TO DO
Exactly as written, return every line of the data below.

### MATERIAL SHOWN

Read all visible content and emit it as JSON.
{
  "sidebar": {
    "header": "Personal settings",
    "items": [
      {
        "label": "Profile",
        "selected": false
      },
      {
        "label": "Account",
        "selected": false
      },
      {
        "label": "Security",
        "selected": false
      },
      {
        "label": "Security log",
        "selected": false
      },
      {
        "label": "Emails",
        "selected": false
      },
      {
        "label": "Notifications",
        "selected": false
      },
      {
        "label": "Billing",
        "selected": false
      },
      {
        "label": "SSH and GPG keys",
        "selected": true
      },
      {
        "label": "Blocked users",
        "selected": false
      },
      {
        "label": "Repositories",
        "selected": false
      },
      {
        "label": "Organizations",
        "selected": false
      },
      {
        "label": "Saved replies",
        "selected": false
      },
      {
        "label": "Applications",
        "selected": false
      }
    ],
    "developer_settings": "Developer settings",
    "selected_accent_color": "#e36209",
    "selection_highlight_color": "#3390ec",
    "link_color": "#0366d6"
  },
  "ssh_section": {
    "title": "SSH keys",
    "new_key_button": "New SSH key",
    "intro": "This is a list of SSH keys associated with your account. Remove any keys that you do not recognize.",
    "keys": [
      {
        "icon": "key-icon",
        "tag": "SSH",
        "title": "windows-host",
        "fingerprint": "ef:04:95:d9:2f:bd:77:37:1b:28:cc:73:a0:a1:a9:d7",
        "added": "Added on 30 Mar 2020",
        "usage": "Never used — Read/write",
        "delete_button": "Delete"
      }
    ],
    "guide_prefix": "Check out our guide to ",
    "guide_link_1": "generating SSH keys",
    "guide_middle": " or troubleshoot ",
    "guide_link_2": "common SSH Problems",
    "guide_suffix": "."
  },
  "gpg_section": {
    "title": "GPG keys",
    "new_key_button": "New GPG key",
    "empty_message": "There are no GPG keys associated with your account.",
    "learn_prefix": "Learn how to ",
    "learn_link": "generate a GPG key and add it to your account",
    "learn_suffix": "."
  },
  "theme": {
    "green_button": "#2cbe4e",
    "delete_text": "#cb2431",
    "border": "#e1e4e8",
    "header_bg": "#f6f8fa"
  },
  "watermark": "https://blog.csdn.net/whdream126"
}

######

TASK SOLUTION
Read all visible content and emit it as JSON.
{
  "sidebar": {
    "header": "Personal settings",
    "items": [
      {
        "label": "Profile",
        "selected": false
      },
      {
        "label": "Account",
        "selected": false
      },
      {
        "label": "Security",
        "selected": false
      },
      {
        "label": "Security log",
        "selected": false
      },
      {
        "label": "Emails",
        "selected": false
      },
      {
        "label": "Notifications",
        "selected": false
      },
      {
        "label": "Billing",
        "selected": false
      },
      {
        "label": "SSH and GPG keys",
        "selected": true
      },
      {
        "label": "Blocked users",
        "selected": false
      },
      {
        "label": "Repositories",
        "selected": false
      },
      {
        "label": "Organizations",
        "selected": false
      },
      {
        "label": "Saved replies",
        "selected": false
      },
      {
        "label": "Applications",
        "selected": false
      }
    ],
    "developer_settings": "Developer settings",
    "selected_accent_color": "#e36209",
    "selection_highlight_color": "#3390ec",
    "link_color": "#0366d6"
  },
  "ssh_section": {
    "title": "SSH keys",
    "new_key_button": "New SSH key",
    "intro": "This is a list of SSH keys associated with your account. Remove any keys that you do not recognize.",
    "keys": [
      {
        "icon": "key-icon",
        "tag": "SSH",
        "title": "windows-host",
        "fingerprint": "ef:04:95:d9:2f:bd:77:37:1b:28:cc:73:a0:a1:a9:d7",
        "added": "Added on 30 Mar 2020",
        "usage": "Never used — Read/write",
        "delete_button": "Delete"
      }
    ],
    "guide_prefix": "Check out our guide to ",
    "guide_link_1": "generating SSH keys",
    "guide_middle": " or troubleshoot ",
    "guide_link_2": "common SSH Problems",
    "guide_suffix": "."
  },
  "gpg_section": {
    "title": "GPG keys",
    "new_key_button": "New GPG key",
    "empty_message": "There are no GPG keys associated with your account.",
    "learn_prefix": "Learn how to ",
    "learn_link": "generate a GPG key and add it to your account",
    "learn_suffix": "."
  },
  "theme": {
    "green_button": "#2cbe4e",
    "delete_text": "#cb2431",
    "border": "#e1e4e8",
    "header_bg": "#f6f8fa"
  },
  "watermark": "https://blog.csdn.net/whdream126"
}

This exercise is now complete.